If you’re a beginner, I encourage you to pursue basic actor training before you come to me. Much of what I teach builds on concepts and skills learned in acting class. I could teach you Acting 101, but that wouldn’t be cost effective for you. There are terrific options in the Twin Cities for basic actor and improv training — I list several in my book. You’ll learn camera and voiceover techniques much more quickly if you have some experience first. I’ve learned my acting technique after working with well over a dozen teachers and directors. I’ve learned different critical concepts from each of them. For beginners, it’s important to understand that you can’t learn to act in six easy lessons. I encourage you to train with several different teachers along the way. Be sure to see Chapter 9 and Appendix F of The Acting Biz to learn much more about classes and training – for actors and non-actors alike.
Money back guarantee.
If you try a class or a coaching session and you don’t see significant improvement in your work, you don’t pay. We’ll part ways and I’ll wish you well in your training with other instructors. Actor training is an investment. I want you to realize a return on your investment. If we don’t see improvement, we won’t exchange the money.
Do you offer long-term or multi-week classes?
Generally, no. I welcome repeat students, of course; however, my goal is to help you improve as quickly as possible in as few sessions as necessary. I want to give you tools, techniques and advice to follow your own path to success. I think you should study with various acting teachers — not just me. If you want in-depth actor training or if you need to focus on a particular area for improvement, we can discuss several training options available here in the Twin Cities. The commercial / industrial / voiceover business moves very quickly – I try to make my training match that pace.
Do you require payment in advance of your classes?
No. I ask for payment at the end of a class to ensure that everyone is satisfied first. My primary work in commercial and industrials – both on-camera and in voiceovers — will sometimes force a schedule change with classes or coaching sessions. I apologize in advance for the occasional inconvenience of a postponement. In the same way, I expect that my students’ jobs or auditions will take priority over our sessions. (If you book a gig or an audition, by all means take it! Schedule changes are a reality of this business – payment at the end of a session makes it easier.
Where do you teach your classes?
Locations vary. Minneapolis and the near suburbs are most common. I can also come to your location, depending upon distance and availability.
How much do you charge for coaching?
For on-camera and voiceover coaching, my rate is $100 per hour. (See “Money back guarantee” above.)
This rate would be the same for private coaching or a class. For example, if you gather a group of four actors for a session, you would split that hourly rate among the four actors. Thus, a two-hour class would cost each person $25 per hour, for a total of $50 per person. If you arrange all the logistics for a class (coordinating students and schedule), discounts are available.

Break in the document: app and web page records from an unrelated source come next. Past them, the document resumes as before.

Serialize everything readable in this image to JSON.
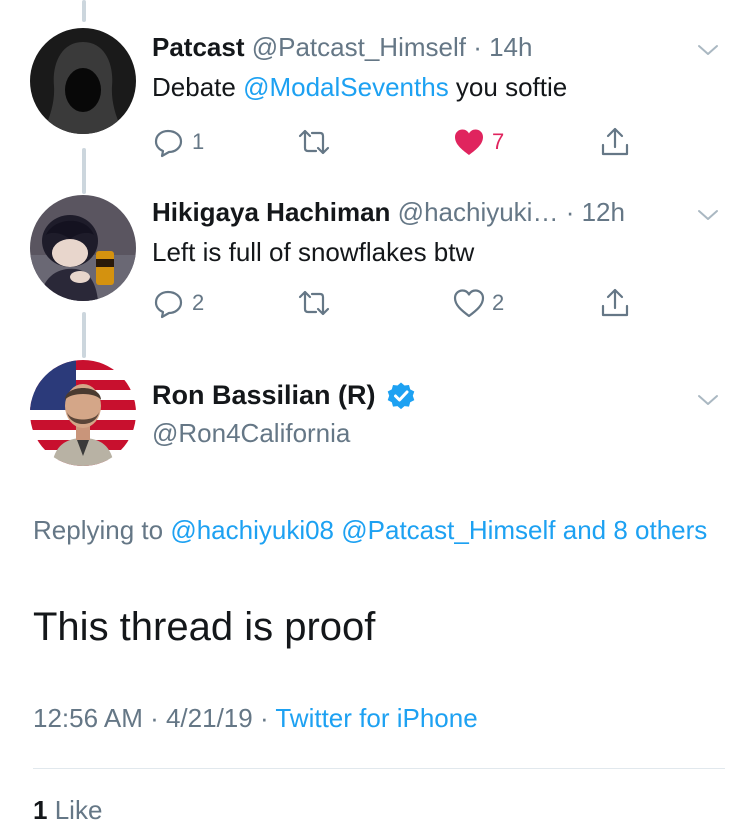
{
  "tweets": [
    {
      "name": "Patcast",
      "handle": "@Patcast_Himself",
      "sep": " · ",
      "time": "14h",
      "text_before": "Debate ",
      "mention": "@ModalSevenths",
      "text_after": " you softie",
      "replies": "1",
      "retweets": "",
      "likes": "7",
      "liked": true,
      "avatar_icon": "hooded-figure"
    },
    {
      "name": "Hikigaya Hachiman",
      "handle": "@hachiyuki…",
      "sep": " · ",
      "time": "12h",
      "text": "Left is full of snowflakes btw",
      "replies": "2",
      "retweets": "",
      "likes": "2",
      "liked": false,
      "avatar_icon": "anime-character"
    }
  ],
  "main_tweet": {
    "name": "Ron Bassilian (R)",
    "handle": "@Ron4California",
    "verified": true,
    "replying_prefix": "Replying to ",
    "replying_to": [
      "@hachiyuki08",
      "@Patcast_Himself"
    ],
    "replying_suffix": "and 8 others",
    "text": "This thread is proof",
    "time": "12:56 AM",
    "date": "4/21/19",
    "sep": " · ",
    "source": "Twitter for iPhone",
    "like_count": "1",
    "like_label": "Like",
    "avatar_icon": "person-flag-background"
  },
  "colors": {
    "link": "#1da1f2",
    "muted": "#657786",
    "like_red": "#e0245e",
    "thread_line": "#ccd6dd"
  }
}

I recommend small group work over private work for most on-camera and voiceover classes. There are “aha” moments that happen when observing another actor working through similar concepts. I’m happy to coach privately, if you prefer.